A hacker penetrated an Air Force captain’s computer to steal sensitive information about US military drones, according to new research by cybersecurity investigators at Recorded Future. The documents, while not classified, include a private list of airmen working with MQ-9A Reaper drones and maintenance and course material on the weapons.
US law enforcement is investigating the breach, according to Recorded Future’s Insikt Group, which conducted the research. The firm said its researchers have a “high degree of confidence” the hacker is from South America.
The hacker who obtained documents about the Reaper drones tried to sell the documents on the “dark web,” which it is not possible to publicly search. Recorded Future confirmed the authenticity of the documents.

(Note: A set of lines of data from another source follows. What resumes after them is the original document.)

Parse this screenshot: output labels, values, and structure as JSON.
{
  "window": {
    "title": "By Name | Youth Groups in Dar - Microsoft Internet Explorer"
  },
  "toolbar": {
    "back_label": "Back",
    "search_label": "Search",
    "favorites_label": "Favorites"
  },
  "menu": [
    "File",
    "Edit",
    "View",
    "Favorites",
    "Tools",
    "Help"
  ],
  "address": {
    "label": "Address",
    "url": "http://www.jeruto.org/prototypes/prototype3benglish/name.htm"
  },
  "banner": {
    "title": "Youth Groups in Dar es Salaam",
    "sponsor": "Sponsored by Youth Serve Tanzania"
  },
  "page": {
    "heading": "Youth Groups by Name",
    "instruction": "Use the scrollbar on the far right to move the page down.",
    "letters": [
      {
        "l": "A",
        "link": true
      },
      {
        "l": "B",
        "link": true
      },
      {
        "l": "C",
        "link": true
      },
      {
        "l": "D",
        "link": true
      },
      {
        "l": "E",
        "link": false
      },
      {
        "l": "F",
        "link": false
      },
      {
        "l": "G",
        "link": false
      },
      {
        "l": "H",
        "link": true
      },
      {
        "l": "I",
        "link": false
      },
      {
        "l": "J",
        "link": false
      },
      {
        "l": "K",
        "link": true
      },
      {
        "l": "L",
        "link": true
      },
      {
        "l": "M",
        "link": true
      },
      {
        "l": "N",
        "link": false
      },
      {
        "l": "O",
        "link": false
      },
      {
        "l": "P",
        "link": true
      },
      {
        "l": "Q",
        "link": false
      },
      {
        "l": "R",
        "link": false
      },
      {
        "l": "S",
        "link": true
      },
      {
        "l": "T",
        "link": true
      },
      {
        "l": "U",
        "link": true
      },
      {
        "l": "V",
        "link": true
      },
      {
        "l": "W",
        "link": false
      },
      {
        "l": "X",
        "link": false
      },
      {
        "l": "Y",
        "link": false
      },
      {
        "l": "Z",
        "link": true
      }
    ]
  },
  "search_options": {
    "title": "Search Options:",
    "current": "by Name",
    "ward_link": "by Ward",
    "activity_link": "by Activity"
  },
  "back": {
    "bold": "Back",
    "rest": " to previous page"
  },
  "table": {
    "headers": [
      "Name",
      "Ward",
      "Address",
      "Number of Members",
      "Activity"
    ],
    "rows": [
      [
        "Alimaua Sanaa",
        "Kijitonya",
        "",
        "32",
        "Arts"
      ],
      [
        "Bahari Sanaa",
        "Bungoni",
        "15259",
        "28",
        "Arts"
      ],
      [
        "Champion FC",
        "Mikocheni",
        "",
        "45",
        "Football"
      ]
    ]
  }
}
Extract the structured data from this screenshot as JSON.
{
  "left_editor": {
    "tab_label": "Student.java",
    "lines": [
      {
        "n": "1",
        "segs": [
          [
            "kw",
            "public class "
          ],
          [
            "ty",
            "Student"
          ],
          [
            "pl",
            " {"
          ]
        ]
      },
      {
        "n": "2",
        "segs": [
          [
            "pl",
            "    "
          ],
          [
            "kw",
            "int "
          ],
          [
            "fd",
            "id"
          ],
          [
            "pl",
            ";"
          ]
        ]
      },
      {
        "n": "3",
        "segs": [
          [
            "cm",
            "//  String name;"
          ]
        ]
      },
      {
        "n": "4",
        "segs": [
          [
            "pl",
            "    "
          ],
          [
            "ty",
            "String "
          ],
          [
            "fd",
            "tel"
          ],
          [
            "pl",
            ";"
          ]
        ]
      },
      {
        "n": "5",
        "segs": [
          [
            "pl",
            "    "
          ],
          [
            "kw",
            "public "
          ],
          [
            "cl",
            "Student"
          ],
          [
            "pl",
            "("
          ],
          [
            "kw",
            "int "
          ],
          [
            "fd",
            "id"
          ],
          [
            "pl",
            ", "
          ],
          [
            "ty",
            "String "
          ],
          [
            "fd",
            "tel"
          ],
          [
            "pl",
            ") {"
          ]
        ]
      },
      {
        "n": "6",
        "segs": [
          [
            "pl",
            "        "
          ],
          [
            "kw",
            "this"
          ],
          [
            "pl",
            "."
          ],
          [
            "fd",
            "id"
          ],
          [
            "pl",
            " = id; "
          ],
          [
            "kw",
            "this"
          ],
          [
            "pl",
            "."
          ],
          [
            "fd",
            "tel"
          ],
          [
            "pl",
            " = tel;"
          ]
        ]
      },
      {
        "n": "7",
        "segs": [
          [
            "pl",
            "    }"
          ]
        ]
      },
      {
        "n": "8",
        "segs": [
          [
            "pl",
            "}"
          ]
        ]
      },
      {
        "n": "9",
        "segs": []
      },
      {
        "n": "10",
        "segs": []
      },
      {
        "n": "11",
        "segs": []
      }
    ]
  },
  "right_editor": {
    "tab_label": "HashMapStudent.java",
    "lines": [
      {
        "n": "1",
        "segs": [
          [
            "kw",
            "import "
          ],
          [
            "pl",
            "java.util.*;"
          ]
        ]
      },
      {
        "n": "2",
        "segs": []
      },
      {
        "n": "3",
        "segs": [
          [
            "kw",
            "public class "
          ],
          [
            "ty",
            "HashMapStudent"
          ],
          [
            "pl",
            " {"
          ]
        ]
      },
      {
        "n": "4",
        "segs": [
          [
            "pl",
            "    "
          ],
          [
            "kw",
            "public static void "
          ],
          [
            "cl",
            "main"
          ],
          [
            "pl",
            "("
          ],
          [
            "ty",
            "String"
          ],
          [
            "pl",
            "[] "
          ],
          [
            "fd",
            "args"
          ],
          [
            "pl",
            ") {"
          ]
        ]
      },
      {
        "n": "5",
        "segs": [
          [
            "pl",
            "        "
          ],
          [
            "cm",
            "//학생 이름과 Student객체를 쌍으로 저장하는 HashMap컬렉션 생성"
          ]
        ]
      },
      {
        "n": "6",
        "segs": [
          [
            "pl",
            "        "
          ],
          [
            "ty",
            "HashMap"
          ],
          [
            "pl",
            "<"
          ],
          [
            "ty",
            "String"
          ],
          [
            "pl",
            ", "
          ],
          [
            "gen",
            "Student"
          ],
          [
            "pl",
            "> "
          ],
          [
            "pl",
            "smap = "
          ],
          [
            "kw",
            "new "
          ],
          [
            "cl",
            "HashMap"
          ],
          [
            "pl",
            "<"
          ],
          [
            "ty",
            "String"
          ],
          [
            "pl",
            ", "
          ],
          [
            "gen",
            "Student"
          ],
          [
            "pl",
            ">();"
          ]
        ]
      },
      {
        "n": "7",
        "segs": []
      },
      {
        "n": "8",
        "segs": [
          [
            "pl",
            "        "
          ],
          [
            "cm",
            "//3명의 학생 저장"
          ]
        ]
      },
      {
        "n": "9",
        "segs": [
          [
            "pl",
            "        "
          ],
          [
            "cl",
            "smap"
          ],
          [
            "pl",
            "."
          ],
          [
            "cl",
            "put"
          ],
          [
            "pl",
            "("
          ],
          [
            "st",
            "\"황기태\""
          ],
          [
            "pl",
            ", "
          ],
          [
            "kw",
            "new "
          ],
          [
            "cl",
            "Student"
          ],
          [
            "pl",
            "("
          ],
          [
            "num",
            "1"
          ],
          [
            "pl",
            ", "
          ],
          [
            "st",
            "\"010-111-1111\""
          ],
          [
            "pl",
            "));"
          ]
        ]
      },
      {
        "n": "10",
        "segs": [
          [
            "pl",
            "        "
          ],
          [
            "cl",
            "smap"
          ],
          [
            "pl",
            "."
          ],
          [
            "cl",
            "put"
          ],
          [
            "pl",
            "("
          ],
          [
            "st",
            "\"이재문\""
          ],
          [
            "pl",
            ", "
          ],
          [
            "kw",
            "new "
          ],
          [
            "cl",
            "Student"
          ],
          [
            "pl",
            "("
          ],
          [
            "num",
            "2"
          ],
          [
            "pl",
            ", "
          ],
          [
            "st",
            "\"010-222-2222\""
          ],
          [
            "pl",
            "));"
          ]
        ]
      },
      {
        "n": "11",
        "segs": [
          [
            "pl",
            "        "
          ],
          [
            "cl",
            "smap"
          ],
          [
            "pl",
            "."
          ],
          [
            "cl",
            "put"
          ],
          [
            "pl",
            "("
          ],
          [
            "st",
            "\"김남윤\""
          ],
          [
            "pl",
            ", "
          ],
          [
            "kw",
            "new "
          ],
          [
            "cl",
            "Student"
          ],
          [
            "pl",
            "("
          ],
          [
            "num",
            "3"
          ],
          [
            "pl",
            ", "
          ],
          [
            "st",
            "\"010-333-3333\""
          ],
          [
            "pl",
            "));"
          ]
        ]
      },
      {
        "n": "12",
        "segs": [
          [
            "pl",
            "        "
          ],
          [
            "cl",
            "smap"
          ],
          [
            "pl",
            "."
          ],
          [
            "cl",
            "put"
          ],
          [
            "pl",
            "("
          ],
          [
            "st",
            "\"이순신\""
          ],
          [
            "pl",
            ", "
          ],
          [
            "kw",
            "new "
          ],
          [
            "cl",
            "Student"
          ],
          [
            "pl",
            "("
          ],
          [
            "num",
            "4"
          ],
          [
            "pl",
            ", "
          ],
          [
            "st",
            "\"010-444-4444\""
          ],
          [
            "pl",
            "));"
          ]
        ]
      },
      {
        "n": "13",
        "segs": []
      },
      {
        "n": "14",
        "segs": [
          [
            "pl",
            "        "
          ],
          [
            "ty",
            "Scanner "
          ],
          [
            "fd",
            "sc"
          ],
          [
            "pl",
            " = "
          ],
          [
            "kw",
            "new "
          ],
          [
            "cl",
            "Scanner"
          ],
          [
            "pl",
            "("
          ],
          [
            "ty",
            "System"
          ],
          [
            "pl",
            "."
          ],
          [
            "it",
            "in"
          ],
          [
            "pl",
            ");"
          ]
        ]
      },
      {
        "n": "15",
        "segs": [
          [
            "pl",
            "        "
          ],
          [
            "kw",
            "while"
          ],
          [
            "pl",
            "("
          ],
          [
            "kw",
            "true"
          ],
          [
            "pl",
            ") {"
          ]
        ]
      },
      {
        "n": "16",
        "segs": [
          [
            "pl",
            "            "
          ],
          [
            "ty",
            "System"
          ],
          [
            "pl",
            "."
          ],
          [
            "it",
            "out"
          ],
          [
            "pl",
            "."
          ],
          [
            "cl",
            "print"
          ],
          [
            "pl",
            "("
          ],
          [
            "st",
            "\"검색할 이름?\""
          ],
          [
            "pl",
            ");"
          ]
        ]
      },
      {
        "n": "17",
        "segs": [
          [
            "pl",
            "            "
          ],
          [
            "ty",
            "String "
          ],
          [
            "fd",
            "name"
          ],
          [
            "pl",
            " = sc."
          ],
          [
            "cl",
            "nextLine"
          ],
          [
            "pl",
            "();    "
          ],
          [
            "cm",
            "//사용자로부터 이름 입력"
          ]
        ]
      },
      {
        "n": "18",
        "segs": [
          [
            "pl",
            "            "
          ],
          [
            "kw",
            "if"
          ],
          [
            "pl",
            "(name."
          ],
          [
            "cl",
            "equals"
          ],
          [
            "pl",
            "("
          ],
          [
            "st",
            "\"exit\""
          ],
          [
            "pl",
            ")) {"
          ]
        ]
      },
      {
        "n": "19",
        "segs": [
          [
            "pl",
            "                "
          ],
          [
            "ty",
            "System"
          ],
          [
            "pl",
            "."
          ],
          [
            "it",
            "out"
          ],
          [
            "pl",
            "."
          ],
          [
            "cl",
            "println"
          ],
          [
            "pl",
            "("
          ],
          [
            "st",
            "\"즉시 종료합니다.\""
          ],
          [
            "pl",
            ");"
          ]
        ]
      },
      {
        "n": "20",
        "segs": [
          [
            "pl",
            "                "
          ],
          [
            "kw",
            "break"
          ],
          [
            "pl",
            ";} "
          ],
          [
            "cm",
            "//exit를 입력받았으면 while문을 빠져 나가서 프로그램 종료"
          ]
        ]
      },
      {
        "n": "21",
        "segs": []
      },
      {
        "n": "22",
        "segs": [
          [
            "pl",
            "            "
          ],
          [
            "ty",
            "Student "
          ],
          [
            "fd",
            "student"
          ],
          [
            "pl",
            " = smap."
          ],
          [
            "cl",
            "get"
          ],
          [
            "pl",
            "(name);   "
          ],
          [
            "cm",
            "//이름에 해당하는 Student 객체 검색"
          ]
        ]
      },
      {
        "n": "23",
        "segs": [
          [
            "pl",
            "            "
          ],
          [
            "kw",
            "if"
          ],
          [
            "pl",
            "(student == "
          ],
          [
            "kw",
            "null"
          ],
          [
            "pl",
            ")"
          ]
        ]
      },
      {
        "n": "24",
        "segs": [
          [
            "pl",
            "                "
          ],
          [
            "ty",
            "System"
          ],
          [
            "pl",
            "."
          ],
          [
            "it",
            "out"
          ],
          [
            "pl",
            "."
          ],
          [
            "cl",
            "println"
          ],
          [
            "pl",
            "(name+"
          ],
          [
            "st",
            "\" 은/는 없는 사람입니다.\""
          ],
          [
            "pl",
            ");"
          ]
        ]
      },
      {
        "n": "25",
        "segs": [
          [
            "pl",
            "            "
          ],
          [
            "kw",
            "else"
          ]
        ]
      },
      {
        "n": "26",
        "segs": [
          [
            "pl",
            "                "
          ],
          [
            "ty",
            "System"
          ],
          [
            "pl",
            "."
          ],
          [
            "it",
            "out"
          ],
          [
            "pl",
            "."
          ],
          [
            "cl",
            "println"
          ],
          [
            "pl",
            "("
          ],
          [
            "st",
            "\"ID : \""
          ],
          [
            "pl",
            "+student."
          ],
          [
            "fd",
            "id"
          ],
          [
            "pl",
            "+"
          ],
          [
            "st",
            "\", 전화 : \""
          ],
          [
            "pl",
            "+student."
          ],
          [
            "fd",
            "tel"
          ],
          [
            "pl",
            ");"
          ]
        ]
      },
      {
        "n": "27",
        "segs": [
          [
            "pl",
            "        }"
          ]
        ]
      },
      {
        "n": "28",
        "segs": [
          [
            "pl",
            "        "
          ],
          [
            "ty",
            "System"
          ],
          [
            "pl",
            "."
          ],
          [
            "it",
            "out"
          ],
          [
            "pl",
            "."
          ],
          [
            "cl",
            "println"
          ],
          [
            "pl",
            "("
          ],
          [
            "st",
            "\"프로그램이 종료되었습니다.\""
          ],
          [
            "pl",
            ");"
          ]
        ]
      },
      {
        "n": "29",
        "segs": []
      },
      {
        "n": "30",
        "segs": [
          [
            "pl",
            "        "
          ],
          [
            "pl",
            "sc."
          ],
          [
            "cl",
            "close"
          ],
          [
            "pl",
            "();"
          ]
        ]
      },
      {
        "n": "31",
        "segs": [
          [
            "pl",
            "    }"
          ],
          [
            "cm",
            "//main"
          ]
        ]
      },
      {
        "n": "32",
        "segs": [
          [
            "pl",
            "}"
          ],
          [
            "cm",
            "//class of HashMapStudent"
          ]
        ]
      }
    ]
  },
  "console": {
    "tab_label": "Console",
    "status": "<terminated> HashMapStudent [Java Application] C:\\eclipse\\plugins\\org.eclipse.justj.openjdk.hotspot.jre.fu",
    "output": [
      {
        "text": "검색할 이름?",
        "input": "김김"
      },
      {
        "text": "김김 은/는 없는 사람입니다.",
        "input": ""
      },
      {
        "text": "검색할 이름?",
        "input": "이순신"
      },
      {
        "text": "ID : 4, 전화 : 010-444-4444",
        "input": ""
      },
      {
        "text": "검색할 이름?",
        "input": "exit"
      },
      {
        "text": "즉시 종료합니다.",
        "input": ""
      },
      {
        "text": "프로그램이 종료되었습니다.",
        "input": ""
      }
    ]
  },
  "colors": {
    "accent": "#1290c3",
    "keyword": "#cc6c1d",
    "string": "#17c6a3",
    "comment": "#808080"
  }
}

Insikt researchers following the deep web message boards and forums made contact with the hacker and discussed the sale. The hacker told researchers they enjoyed watching drone footage in their spare time when not looking for their next victim, according to the new report.
“While such course books are not classified materials on their own, in unfriendly hands, they could provide an adversary the ability to assess technical capabilities and weaknesses in one of the most technologically advanced aircrafts,”
The hacker told the researchers they stole additional military training manuals on explosive devices, a tank operation manual, and a document on tank platoon tactics, though they did not reveal where the materials came from. The hacker accessed the material on the captain’s computer using a vulnerability in Netgear routers.
The attack is the latest in a long line of breaches in military and other public sector domains, including a recent hack of a Navy contractor that exposed a large amount of sensitive data on submarines and undersea weaponry, which china is being pointed for the theft.